Some 266,000 have neither left nor been removed and are therefore presumed to remain in the UK illegally, Migration Watch UK said. It added that it was possible that some of these may have been granted indefinite leave to remain if they were included in the backlog of more than 400,000 so-called legacy cases.

Immigration Minister Damian Green said: “The asylum system we inherited was hopelessly chaotic and did not provide the taxpayer with value for money. Last year we reduced the total bill for asylum support by over £100 million and it is falling further this year.

“Since taking office, we have nearly doubled the proportion of asylum seekers removed within one year of their application and around 60% of applicants now receive a decision within one month.”

           — Hat tip: Steen[Return to headlines]

UK: Labour’s Shambolic Management of Asylum System Cost Taxpayer £10 Billion

A report from MigrationWatch reveals the enormous failure of the asylum system during the Labour years, 1997 until 2010:

  • Asylum seekers — whether genuine or not — had a 77% chance of staying in Britain;
  • Only a third of those refused asylum were ever removed from Britain;
  • Towards the end of the Labour years 59% of asylum claims were only made after a person had been detected as an illegal immigrant;
  • The cost to the taxpayer was an average £2.3 million per day or £10 billion in total.

Sir Andrew Green of MigrationWatch said:

“The asylum system has proved to be a £10 billion shambles. Those who, like ourselves, are serious about protecting genuine refugees should be no less serious about removing bogus claimants and, better still, deterring them in the first place… It also needed to be much tougher on the bogus.
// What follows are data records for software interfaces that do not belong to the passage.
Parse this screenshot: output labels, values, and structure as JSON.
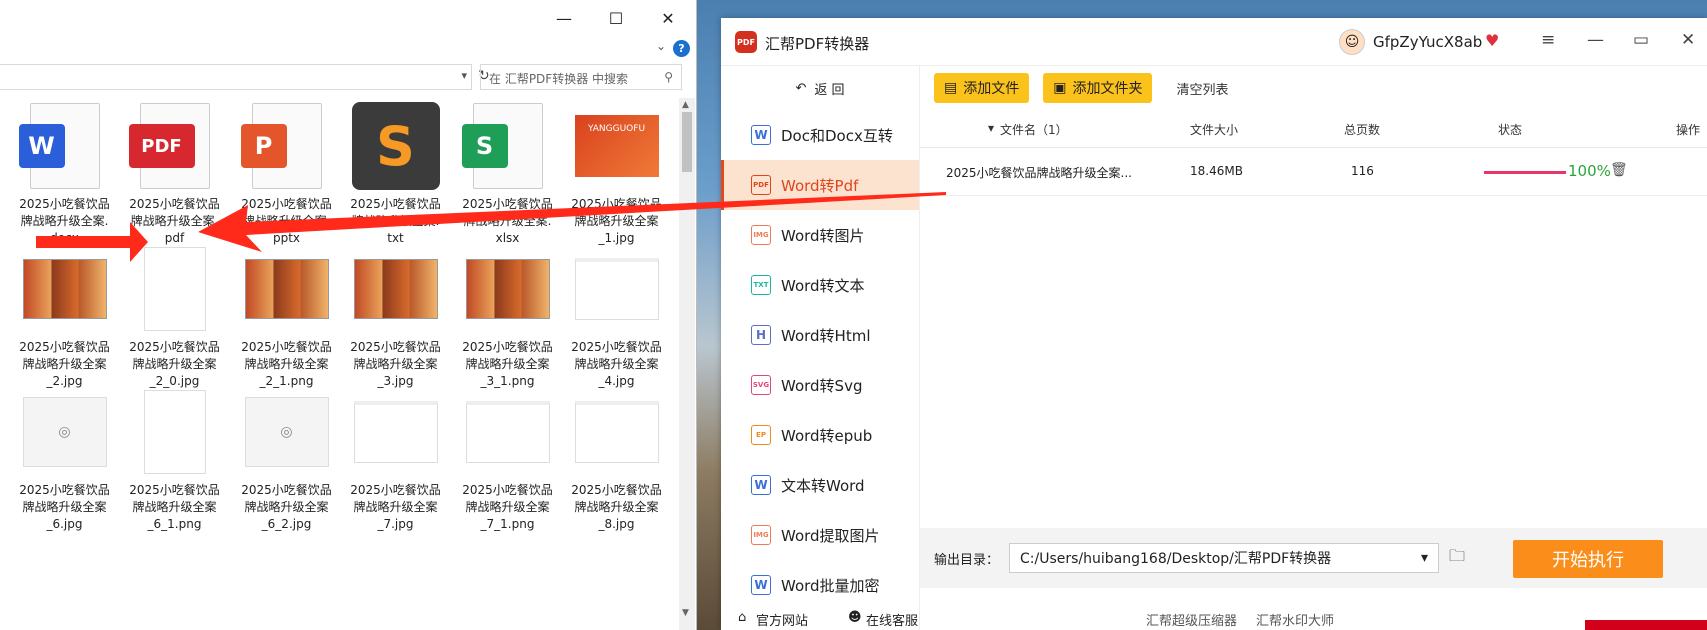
{
  "explorer": {
    "window_buttons": {
      "minimize": "—",
      "maximize": "☐",
      "close": "✕"
    },
    "search_placeholder": "在 汇帮PDF转换器 中搜索",
    "files": [
      [
        "2025小吃餐饮品",
        "牌战略升级全案.",
        "docx"
      ],
      [
        "2025小吃餐饮品",
        "牌战略升级全案.",
        "pdf"
      ],
      [
        "2025小吃餐饮品",
        "牌战略升级全案.",
        "pptx"
      ],
      [
        "2025小吃餐饮品",
        "牌战略升级全案.",
        "txt"
      ],
      [
        "2025小吃餐饮品",
        "牌战略升级全案.",
        "xlsx"
      ],
      [
        "2025小吃餐饮品",
        "牌战略升级全案",
        "_1.jpg"
      ],
      [
        "2025小吃餐饮品",
        "牌战略升级全案",
        "_2.jpg"
      ],
      [
        "2025小吃餐饮品",
        "牌战略升级全案",
        "_2_0.jpg"
      ],
      [
        "2025小吃餐饮品",
        "牌战略升级全案",
        "_2_1.png"
      ],
      [
        "2025小吃餐饮品",
        "牌战略升级全案",
        "_3.jpg"
      ],
      [
        "2025小吃餐饮品",
        "牌战略升级全案",
        "_3_1.png"
      ],
      [
        "2025小吃餐饮品",
        "牌战略升级全案",
        "_4.jpg"
      ],
      [
        "2025小吃餐饮品",
        "牌战略升级全案",
        "_6.jpg"
      ],
      [
        "2025小吃餐饮品",
        "牌战略升级全案",
        "_6_1.png"
      ],
      [
        "2025小吃餐饮品",
        "牌战略升级全案",
        "_6_2.jpg"
      ],
      [
        "2025小吃餐饮品",
        "牌战略升级全案",
        "_7.jpg"
      ],
      [
        "2025小吃餐饮品",
        "牌战略升级全案",
        "_7_1.png"
      ],
      [
        "2025小吃餐饮品",
        "牌战略升级全案",
        "_8.jpg"
      ]
    ],
    "thumb_texts": {
      "pdf": "PDF",
      "w": "W",
      "p": "P",
      "s": "S",
      "slide": "YANGGUOFU"
    }
  },
  "app": {
    "title": "汇帮PDF转换器",
    "logo": "PDF",
    "username": "GfpZyYucX8ab",
    "back": "返  回",
    "sidebar": [
      {
        "label": "Doc和Docx互转",
        "icon": "W",
        "color": "#3b6fd6"
      },
      {
        "label": "Word转Pdf",
        "icon": "PDF",
        "color": "#e0451f",
        "active": true
      },
      {
        "label": "Word转图片",
        "icon": "IMG",
        "color": "#ef7b54"
      },
      {
        "label": "Word转文本",
        "icon": "TXT",
        "color": "#18b7a0"
      },
      {
        "label": "Word转Html",
        "icon": "H",
        "color": "#5b6fc8"
      },
      {
        "label": "Word转Svg",
        "icon": "SVG",
        "color": "#e2457f"
      },
      {
        "label": "Word转epub",
        "icon": "EP",
        "color": "#f08a1e"
      },
      {
        "label": "文本转Word",
        "icon": "W",
        "color": "#3b6fd6"
      },
      {
        "label": "Word提取图片",
        "icon": "IMG",
        "color": "#ef7b54"
      },
      {
        "label": "Word批量加密",
        "icon": "W",
        "color": "#3b6fd6"
      }
    ],
    "toolbar": {
      "add_file": "添加文件",
      "add_folder": "添加文件夹",
      "clear": "清空列表"
    },
    "columns": {
      "name": "文件名（1）",
      "size": "文件大小",
      "pages": "总页数",
      "status": "状态",
      "action": "操作"
    },
    "rows": [
      {
        "name": "2025小吃餐饮品牌战略升级全案...",
        "size": "18.46MB",
        "pages": "116",
        "status": "100%",
        "progress": 1.0
      }
    ],
    "output_label": "输出目录：",
    "output_path": "C:/Users/huibang168/Desktop/汇帮PDF转换器",
    "start": "开始执行",
    "links": {
      "website": "官方网站",
      "support": "在线客服",
      "compress": "汇帮超级压缩器",
      "watermark": "汇帮水印大师"
    }
  }
}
It is absurd, for example, that we should allow people who have been in Britain illegally for years to claim asylum so as to delay or prevent their removal; this now applies to almost 60% of claimants.”
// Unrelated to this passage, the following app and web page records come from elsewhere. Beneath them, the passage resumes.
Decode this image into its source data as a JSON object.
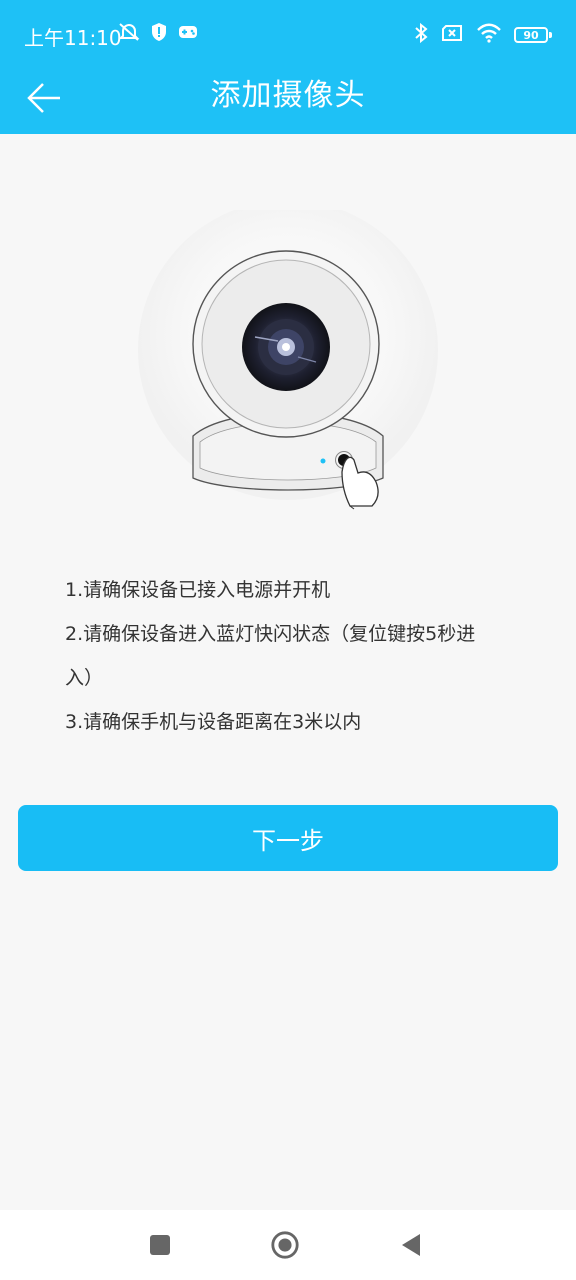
{
  "status_bar": {
    "time": "上午11:10",
    "battery": "90",
    "left_icons": [
      "mute-icon",
      "shield-icon",
      "game-icon"
    ],
    "right_icons": [
      "bluetooth-icon",
      "sim-off-icon",
      "wifi-icon",
      "battery-icon"
    ]
  },
  "header": {
    "title": "添加摄像头",
    "back_icon": "back-arrow-icon"
  },
  "instructions": [
    "1.请确保设备已接入电源并开机",
    "2.请确保设备进入蓝灯快闪状态（复位键按5秒进",
    "入）",
    "3.请确保手机与设备距离在3米以内"
  ],
  "next_button": {
    "label": "下一步"
  },
  "nav_bar": {
    "icons": [
      "recent-apps-icon",
      "home-icon",
      "back-icon"
    ]
  },
  "colors": {
    "accent": "#1ec1f6",
    "background": "#f7f7f7",
    "text": "#333333"
  }
}
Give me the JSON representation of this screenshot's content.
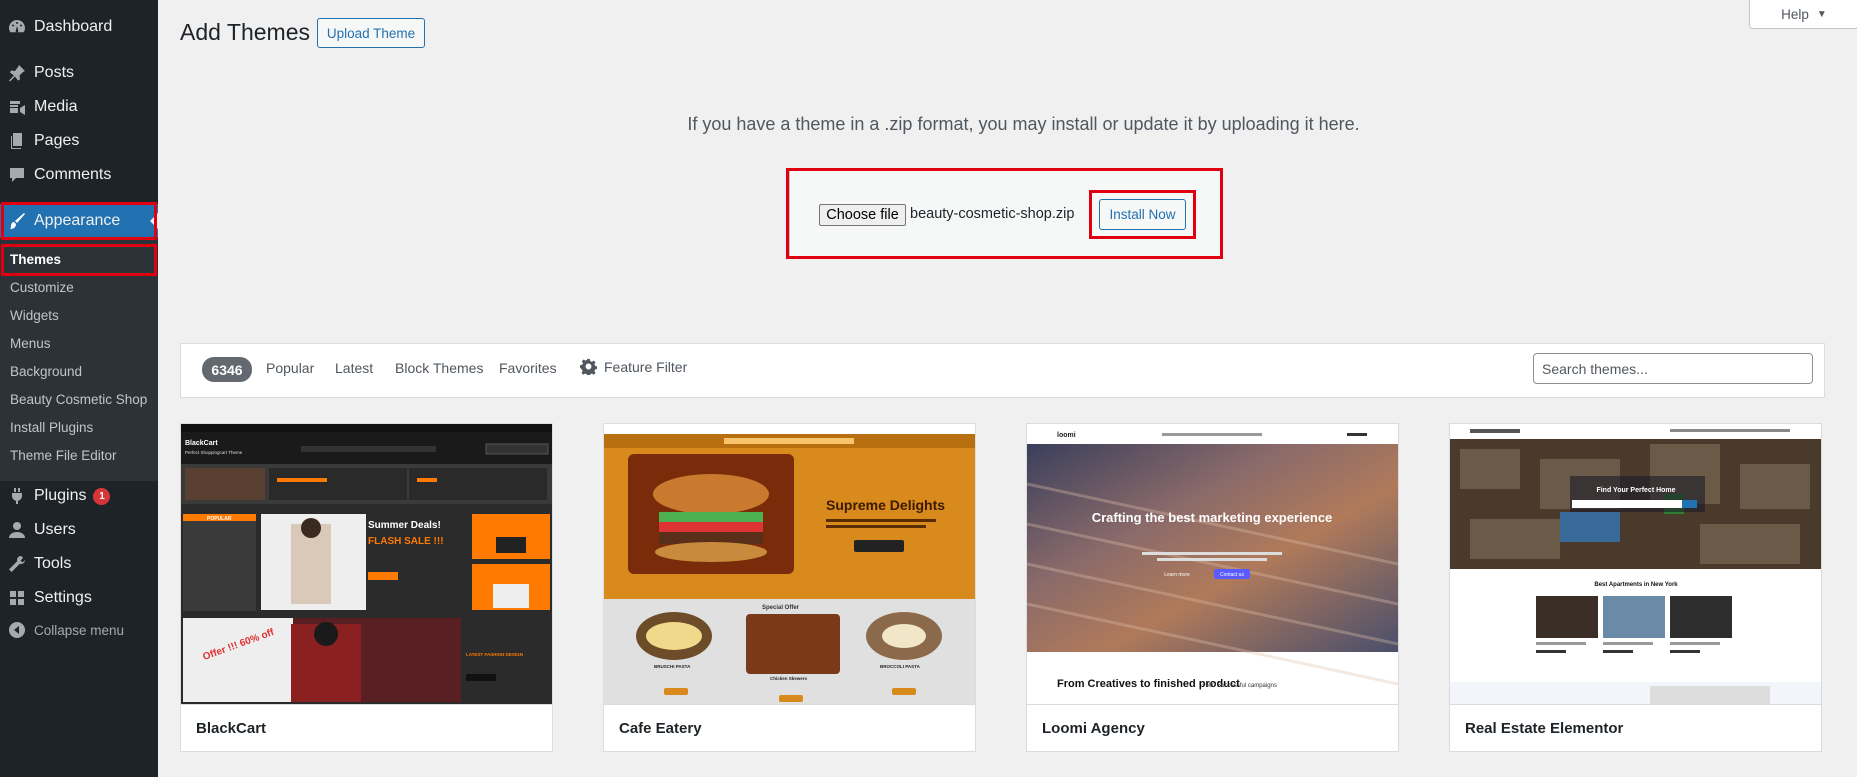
{
  "sidebar": {
    "items": {
      "dashboard": "Dashboard",
      "posts": "Posts",
      "media": "Media",
      "pages": "Pages",
      "comments": "Comments",
      "appearance": "Appearance",
      "plugins": "Plugins",
      "plugins_badge": "1",
      "users": "Users",
      "tools": "Tools",
      "settings": "Settings",
      "collapse": "Collapse menu"
    },
    "submenu": {
      "themes": "Themes",
      "customize": "Customize",
      "widgets": "Widgets",
      "menus": "Menus",
      "background": "Background",
      "beauty": "Beauty Cosmetic Shop",
      "install_plugins": "Install Plugins",
      "theme_file_editor": "Theme File Editor"
    }
  },
  "header": {
    "title": "Add Themes",
    "upload_button": "Upload Theme",
    "help": "Help"
  },
  "upload": {
    "description": "If you have a theme in a .zip format, you may install or update it by uploading it here.",
    "choose_file": "Choose file",
    "file_name": "beauty-cosmetic-shop.zip",
    "install_button": "Install Now"
  },
  "filters": {
    "count": "6346",
    "popular": "Popular",
    "latest": "Latest",
    "block_themes": "Block Themes",
    "favorites": "Favorites",
    "feature_filter": "Feature Filter",
    "search_placeholder": "Search themes..."
  },
  "themes": [
    {
      "name": "BlackCart"
    },
    {
      "name": "Cafe Eatery"
    },
    {
      "name": "Loomi Agency"
    },
    {
      "name": "Real Estate Elementor"
    }
  ],
  "previews": {
    "blackcart": {
      "brand": "BlackCart",
      "tagline": "Perfect Shoppingcart Theme",
      "popular": "POPULAR",
      "summer": "Summer Deals!",
      "flash": "FLASH SALE !!!",
      "offer": "Offer !!! 60% off",
      "latest": "LATEST FASHION DESIGN"
    },
    "cafe": {
      "headline": "Supreme Delights",
      "special": "Special Offer",
      "item1": "BRUSCHI PASTA",
      "item2": "Chicken Skewers",
      "item3": "BROCCOLI PASTA"
    },
    "loomi": {
      "brand": "loomi",
      "headline": "Crafting the best marketing experience",
      "cta1": "Learn more",
      "cta2": "Contact us",
      "sub": "From Creatives to finished product",
      "stat": "+500 Successful campaigns"
    },
    "realestate": {
      "hero": "Find Your Perfect Home",
      "section": "Best Apartments in New York"
    }
  },
  "colors": {
    "sidebar_bg": "#1d2327",
    "submenu_bg": "#2c3338",
    "accent": "#2271b1",
    "highlight": "#e0000f"
  }
}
Responding to the report, Damian Green, Immigration Minister, told the Daily Mail:

“The system we inherited was hopelessly chaotic and did not provide the taxpayer with value for money. Last year, we reduced the bill for asylum support by over £100million and it is falling further this year. We have nearly doubled the proportion of asylum-seekers removed within a year of their application and around 60 per cent of applicants receive a decision within a month.”

           — Hat tip: JP[Return to headlines]